Purposeful Debates

A debate should be the expression and comparison of ideas.

One side should challenge the other when necessary, and the ideal outcome is that all parties are able to say their piece, distinguish their arguments from those of their opponent, and walk away knowing that information was shared. Everyone learned something, even if they didn’t agree with everything that was said.

When is the last time you walked away from a political debate feeling enlightened? In most cases, such ‘debates’ are no more than parallel speech-fights, where one combatant has their say while the other nods their head condescendingly before launching into their own monologue. The speeches presented generally somehow relate to the question asked, but rarely answer them with specifics, and sometimes veer so far off course that they answer questions that weren’t asked.

Of course, politics isn’t alone in incentivizing such debates. Most formalized arguments over ideological topics end up the same way, with both sides talking past the other, minds made up ahead of time. Who has ever been shouted at by a political, technological, or religious diehard and had their mind changed as a result?

This isn’t to say that it’s impossible to have a productive debate. They do happen from time to time, though rarely in public, and rarely between people who are elected into their jobs. But it’s incredibly difficult, and generally only possible if everyone involved enters with the intent of learning as well as teaching.

Imagine entering into an ideological discussion not knowing what you’ll believe when it’s over, knowing the other people involved can be convinced, as well.

The concept is almost beyond comprehension in some settings, but it’s nice to think we all might be open to learning and adjusting based on new information rather than holding to party, faith-based, or other ideological lines, too stubborn to listen to what other minds with other ideas and other perspectives from which to view problems have to say.

Update: February 22, 2017

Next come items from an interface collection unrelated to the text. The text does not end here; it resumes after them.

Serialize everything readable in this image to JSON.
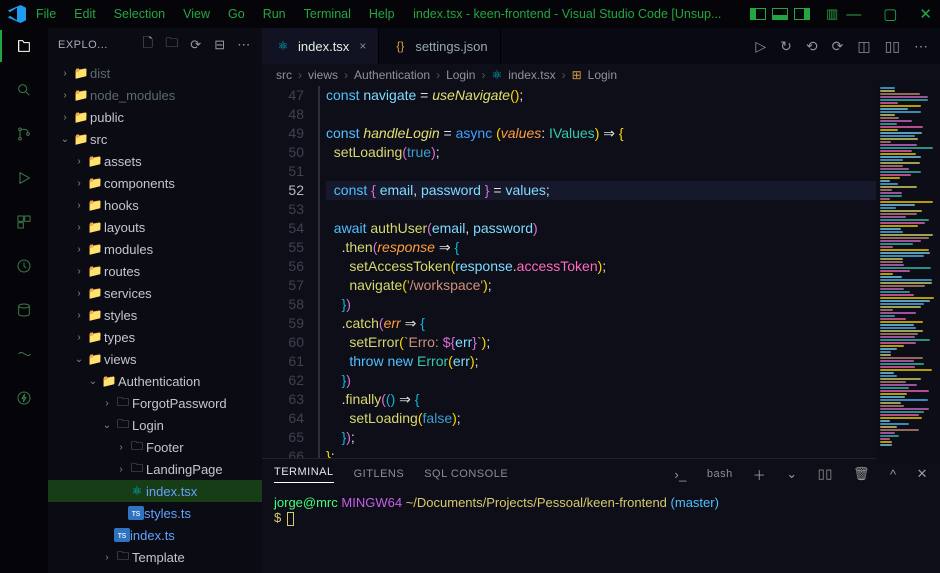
{
  "menu": [
    "File",
    "Edit",
    "Selection",
    "View",
    "Go",
    "Run",
    "Terminal",
    "Help"
  ],
  "title": "index.tsx - keen-frontend - Visual Studio Code [Unsup...",
  "sidebar_header": "EXPLO...",
  "tree": [
    {
      "d": 0,
      "arrow": "›",
      "icon": "📁",
      "cls": "pink",
      "label": "dist",
      "muted": true
    },
    {
      "d": 0,
      "arrow": "›",
      "icon": "📁",
      "cls": "green",
      "label": "node_modules",
      "muted": true
    },
    {
      "d": 0,
      "arrow": "›",
      "icon": "📁",
      "cls": "cyan",
      "label": "public"
    },
    {
      "d": 0,
      "arrow": "⌄",
      "icon": "📁",
      "cls": "yellow",
      "label": "src"
    },
    {
      "d": 1,
      "arrow": "›",
      "icon": "📁",
      "cls": "yellow",
      "label": "assets"
    },
    {
      "d": 1,
      "arrow": "›",
      "icon": "📁",
      "cls": "yellow",
      "label": "components"
    },
    {
      "d": 1,
      "arrow": "›",
      "icon": "📁",
      "cls": "purple",
      "label": "hooks"
    },
    {
      "d": 1,
      "arrow": "›",
      "icon": "📁",
      "cls": "purple",
      "label": "layouts"
    },
    {
      "d": 1,
      "arrow": "›",
      "icon": "📁",
      "cls": "pink",
      "label": "modules"
    },
    {
      "d": 1,
      "arrow": "›",
      "icon": "📁",
      "cls": "green",
      "label": "routes"
    },
    {
      "d": 1,
      "arrow": "›",
      "icon": "📁",
      "cls": "cyan",
      "label": "services"
    },
    {
      "d": 1,
      "arrow": "›",
      "icon": "📁",
      "cls": "cyan",
      "label": "styles"
    },
    {
      "d": 1,
      "arrow": "›",
      "icon": "📁",
      "cls": "teal",
      "label": "types"
    },
    {
      "d": 1,
      "arrow": "⌄",
      "icon": "📁",
      "cls": "red",
      "label": "views"
    },
    {
      "d": 2,
      "arrow": "⌄",
      "icon": "📁",
      "cls": "folder",
      "label": "Authentication"
    },
    {
      "d": 3,
      "arrow": "›",
      "icon": "🗀",
      "cls": "grey",
      "label": "ForgotPassword"
    },
    {
      "d": 3,
      "arrow": "⌄",
      "icon": "🗀",
      "cls": "grey",
      "label": "Login"
    },
    {
      "d": 4,
      "arrow": "›",
      "icon": "🗀",
      "cls": "grey",
      "label": "Footer"
    },
    {
      "d": 4,
      "arrow": "›",
      "icon": "🗀",
      "cls": "grey",
      "label": "LandingPage"
    },
    {
      "d": 4,
      "arrow": "",
      "icon": "⚛",
      "cls": "react",
      "label": "index.tsx",
      "sel": true,
      "blue": true
    },
    {
      "d": 4,
      "arrow": "",
      "icon": "TS",
      "cls": "ts",
      "label": "styles.ts",
      "blue": true
    },
    {
      "d": 3,
      "arrow": "",
      "icon": "TS",
      "cls": "ts",
      "label": "index.ts",
      "blue": true
    },
    {
      "d": 3,
      "arrow": "›",
      "icon": "🗀",
      "cls": "grey",
      "label": "Template"
    }
  ],
  "tabs": [
    {
      "icon": "⚛",
      "cls": "react",
      "label": "index.tsx",
      "active": true
    },
    {
      "icon": "{}",
      "cls": "yellow",
      "label": "settings.json"
    }
  ],
  "breadcrumbs": [
    "src",
    "views",
    "Authentication",
    "Login",
    "index.tsx",
    "Login"
  ],
  "line_start": 47,
  "highlight_line": 52,
  "code": [
    [
      [
        "tok-kw",
        "const "
      ],
      [
        "tok-var",
        "navigate"
      ],
      [
        "tok-op",
        " = "
      ],
      [
        "tok-fn",
        "useNavigate"
      ],
      [
        "tok-br",
        "()"
      ],
      [
        "tok-op",
        ";"
      ]
    ],
    [],
    [
      [
        "tok-kw",
        "const "
      ],
      [
        "tok-fn",
        "handleLogin"
      ],
      [
        "tok-op",
        " = "
      ],
      [
        "tok-kw2",
        "async "
      ],
      [
        "tok-br",
        "("
      ],
      [
        "tok-param",
        "values"
      ],
      [
        "tok-op",
        ": "
      ],
      [
        "tok-type",
        "IValues"
      ],
      [
        "tok-br",
        ")"
      ],
      [
        "tok-op",
        " ⇒ "
      ],
      [
        "tok-br",
        "{"
      ]
    ],
    [
      [
        "",
        "  "
      ],
      [
        "tok-call",
        "setLoading"
      ],
      [
        "tok-br2",
        "("
      ],
      [
        "tok-bool",
        "true"
      ],
      [
        "tok-br2",
        ")"
      ],
      [
        "tok-op",
        ";"
      ]
    ],
    [],
    [
      [
        "",
        "  "
      ],
      [
        "tok-kw",
        "const "
      ],
      [
        "tok-br2",
        "{"
      ],
      [
        "tok-var",
        " email"
      ],
      [
        "tok-op",
        ", "
      ],
      [
        "tok-var",
        "password "
      ],
      [
        "tok-br2",
        "}"
      ],
      [
        "tok-op",
        " = "
      ],
      [
        "tok-var",
        "values"
      ],
      [
        "tok-op",
        ";"
      ]
    ],
    [],
    [
      [
        "",
        "  "
      ],
      [
        "tok-kw",
        "await "
      ],
      [
        "tok-call",
        "authUser"
      ],
      [
        "tok-br2",
        "("
      ],
      [
        "tok-var",
        "email"
      ],
      [
        "tok-op",
        ", "
      ],
      [
        "tok-var",
        "password"
      ],
      [
        "tok-br2",
        ")"
      ]
    ],
    [
      [
        "",
        "    "
      ],
      [
        "tok-op",
        "."
      ],
      [
        "tok-call",
        "then"
      ],
      [
        "tok-br2",
        "("
      ],
      [
        "tok-param",
        "response"
      ],
      [
        "tok-op",
        " ⇒ "
      ],
      [
        "tok-br3",
        "{"
      ]
    ],
    [
      [
        "",
        "      "
      ],
      [
        "tok-call",
        "setAccessToken"
      ],
      [
        "tok-br",
        "("
      ],
      [
        "tok-var",
        "response"
      ],
      [
        "tok-op",
        "."
      ],
      [
        "tok-prop",
        "accessToken"
      ],
      [
        "tok-br",
        ")"
      ],
      [
        "tok-op",
        ";"
      ]
    ],
    [
      [
        "",
        "      "
      ],
      [
        "tok-call",
        "navigate"
      ],
      [
        "tok-br",
        "("
      ],
      [
        "tok-str",
        "'/workspace'"
      ],
      [
        "tok-br",
        ")"
      ],
      [
        "tok-op",
        ";"
      ]
    ],
    [
      [
        "",
        "    "
      ],
      [
        "tok-br3",
        "}"
      ],
      [
        "tok-br2",
        ")"
      ]
    ],
    [
      [
        "",
        "    "
      ],
      [
        "tok-op",
        "."
      ],
      [
        "tok-call",
        "catch"
      ],
      [
        "tok-br2",
        "("
      ],
      [
        "tok-param",
        "err"
      ],
      [
        "tok-op",
        " ⇒ "
      ],
      [
        "tok-br3",
        "{"
      ]
    ],
    [
      [
        "",
        "      "
      ],
      [
        "tok-call",
        "setError"
      ],
      [
        "tok-br",
        "("
      ],
      [
        "tok-str",
        "`Erro: "
      ],
      [
        "tok-br2",
        "${"
      ],
      [
        "tok-var",
        "err"
      ],
      [
        "tok-br2",
        "}"
      ],
      [
        "tok-str",
        "`"
      ],
      [
        "tok-br",
        ")"
      ],
      [
        "tok-op",
        ";"
      ]
    ],
    [
      [
        "",
        "      "
      ],
      [
        "tok-kw",
        "throw "
      ],
      [
        "tok-new",
        "new "
      ],
      [
        "tok-type",
        "Error"
      ],
      [
        "tok-br",
        "("
      ],
      [
        "tok-var",
        "err"
      ],
      [
        "tok-br",
        ")"
      ],
      [
        "tok-op",
        ";"
      ]
    ],
    [
      [
        "",
        "    "
      ],
      [
        "tok-br3",
        "}"
      ],
      [
        "tok-br2",
        ")"
      ]
    ],
    [
      [
        "",
        "    "
      ],
      [
        "tok-op",
        "."
      ],
      [
        "tok-call",
        "finally"
      ],
      [
        "tok-br2",
        "("
      ],
      [
        "tok-br3",
        "()"
      ],
      [
        "tok-op",
        " ⇒ "
      ],
      [
        "tok-br3",
        "{"
      ]
    ],
    [
      [
        "",
        "      "
      ],
      [
        "tok-call",
        "setLoading"
      ],
      [
        "tok-br",
        "("
      ],
      [
        "tok-bool",
        "false"
      ],
      [
        "tok-br",
        ")"
      ],
      [
        "tok-op",
        ";"
      ]
    ],
    [
      [
        "",
        "    "
      ],
      [
        "tok-br3",
        "}"
      ],
      [
        "tok-br2",
        ")"
      ],
      [
        "tok-op",
        ";"
      ]
    ],
    [
      [
        "tok-br",
        "}"
      ],
      [
        "tok-op",
        ";"
      ]
    ]
  ],
  "terminal_tabs": [
    "TERMINAL",
    "GITLENS",
    "SQL CONSOLE"
  ],
  "terminal_shell": "bash",
  "shell": {
    "user": "jorge@mrc",
    "sys": "MINGW64",
    "path": "~/Documents/Projects/Pessoal/keen-frontend",
    "branch": "(master)",
    "prompt": "$"
  },
  "colors": {
    "accent": "#23a640"
  }
}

I’ve written about this topic a few times since this post was published, and almost always hear from people who read them, wondering how it is that we manage to say so much but convey so little. People have trouble imagining purposeful debates, which speaks volumes about where we are in terms of public debate, in particular.

Of all the tricky things I sometimes ask people to consider, I think one of the most tricky to fathom is the idea of entering a discussion or debate, willing to be convinced, not just to try to convince.